Mainstream Engineering Awarded Contract from the U.S. Air Force for Thermal Energy Storage for Directed Energy Weapons
Airborne directed energy weapons, such as high-powered microwave or high-energy lasers require thermal energy storage to minimize the size and weight of the thermal management system. Current state-of-the-art methods fail to provide the necessary energy density, however, Mainstream has developed a new technology with five times the energy storage capacity per unit volume. In this effort, Mainstream will experimentally demonstrate this system and a follow-on effort will focus on the integration of the system into aircraft.
While many employers in Brevard County are discussing reductions in force, Mainstream has seen its staff increase by 14% in the last year alone. This new Air Force contract allows Mainstream to create additional job opportunities.
“This new Air Force contract award is another step in a series of ongoing job-creating new programs at Mainstream. We are actively seeking to create local jobs, improve the nation’s energy efficiency, and reduce our dependence on foreign oil, all while reducing emissions and preserving the environment. Our products have always been proudly ‘Made in the USA’,” stated Dr. Robert Scaringe, President of Mainstream.
About Mainstream Engineering Corporation
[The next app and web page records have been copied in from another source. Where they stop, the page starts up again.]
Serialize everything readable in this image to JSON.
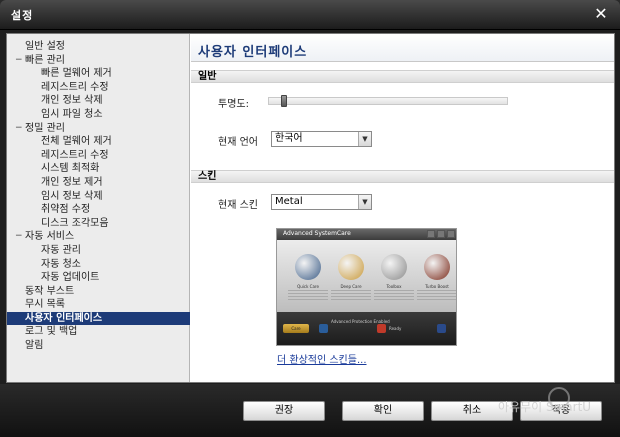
{
  "window": {
    "title": "설정",
    "close_symbol": "✕"
  },
  "sidebar": {
    "items": [
      {
        "label": "일반 설정",
        "level": 0,
        "toggle": ""
      },
      {
        "label": "빠른 관리",
        "level": 0,
        "toggle": "−"
      },
      {
        "label": "빠른 멀웨어 제거",
        "level": 1,
        "toggle": ""
      },
      {
        "label": "레지스트리 수정",
        "level": 1,
        "toggle": ""
      },
      {
        "label": "개인 정보 삭제",
        "level": 1,
        "toggle": ""
      },
      {
        "label": "임시 파일 청소",
        "level": 1,
        "toggle": ""
      },
      {
        "label": "정밀 관리",
        "level": 0,
        "toggle": "−"
      },
      {
        "label": "전체 멀웨어 제거",
        "level": 1,
        "toggle": ""
      },
      {
        "label": "레지스트리 수정",
        "level": 1,
        "toggle": ""
      },
      {
        "label": "시스템 최적화",
        "level": 1,
        "toggle": ""
      },
      {
        "label": "개인 정보 제거",
        "level": 1,
        "toggle": ""
      },
      {
        "label": "임시 정보 삭제",
        "level": 1,
        "toggle": ""
      },
      {
        "label": "취약점 수정",
        "level": 1,
        "toggle": ""
      },
      {
        "label": "디스크 조각모음",
        "level": 1,
        "toggle": ""
      },
      {
        "label": "자동 서비스",
        "level": 0,
        "toggle": "−"
      },
      {
        "label": "자동 관리",
        "level": 1,
        "toggle": ""
      },
      {
        "label": "자동 청소",
        "level": 1,
        "toggle": ""
      },
      {
        "label": "자동 업데이트",
        "level": 1,
        "toggle": ""
      },
      {
        "label": "동작 부스트",
        "level": 0,
        "toggle": ""
      },
      {
        "label": "무시 목록",
        "level": 0,
        "toggle": ""
      },
      {
        "label": "사용자 인터페이스",
        "level": 0,
        "toggle": "",
        "selected": true
      },
      {
        "label": "로그 및 백업",
        "level": 0,
        "toggle": ""
      },
      {
        "label": "알림",
        "level": 0,
        "toggle": ""
      }
    ]
  },
  "panel": {
    "title": "사용자 인터페이스",
    "general": {
      "section_label": "일반",
      "opacity_label": "투명도:",
      "opacity_value": 0.05,
      "language_label": "현재 언어",
      "language_value": "한국어"
    },
    "skin": {
      "section_label": "스킨",
      "skin_label": "현재 스킨",
      "skin_value": "Metal",
      "preview": {
        "title": "Advanced SystemCare",
        "items": [
          "Quick Care",
          "Deep Care",
          "Toolbox",
          "Turbo Boost"
        ],
        "button": "Care",
        "status_text": "Advanced Protection Enabled",
        "status_sub": "Ready",
        "icon_colors": [
          "#3b5c86",
          "#c99a3a",
          "#8a8a8a",
          "#7a2a1a"
        ]
      },
      "more_link": "더 환상적인 스킨들..."
    }
  },
  "buttons": {
    "recommend": "권장",
    "ok": "확인",
    "cancel": "취소",
    "apply": "적용"
  },
  "watermark": {
    "text": "아유무이 SmartU"
  }
}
Mainstream Engineering Corporation is a solutions-oriented research, development, and manufacturing small business founded in 1986. Our primary mission is to transition advanced thermal control, energy storage, and energy conversion technology into high-quality, cost-effective, environmentally-safe green, commercial products. Products include lightweight diesel/JP8-fueled engines (including generators and hybrid vehicle drive trains), advanced thermal control units, advanced biomass conversion technologies, refrigerators/freezers for shipping containers, and the QwikProduct™ line of heating, ventilation, air conditioning, and refrigeration (HVAC/R) products. Areas of advanced research include thermal control, energy conversion, engine and emissions research, turbomachinery, chemical technology, and materials science.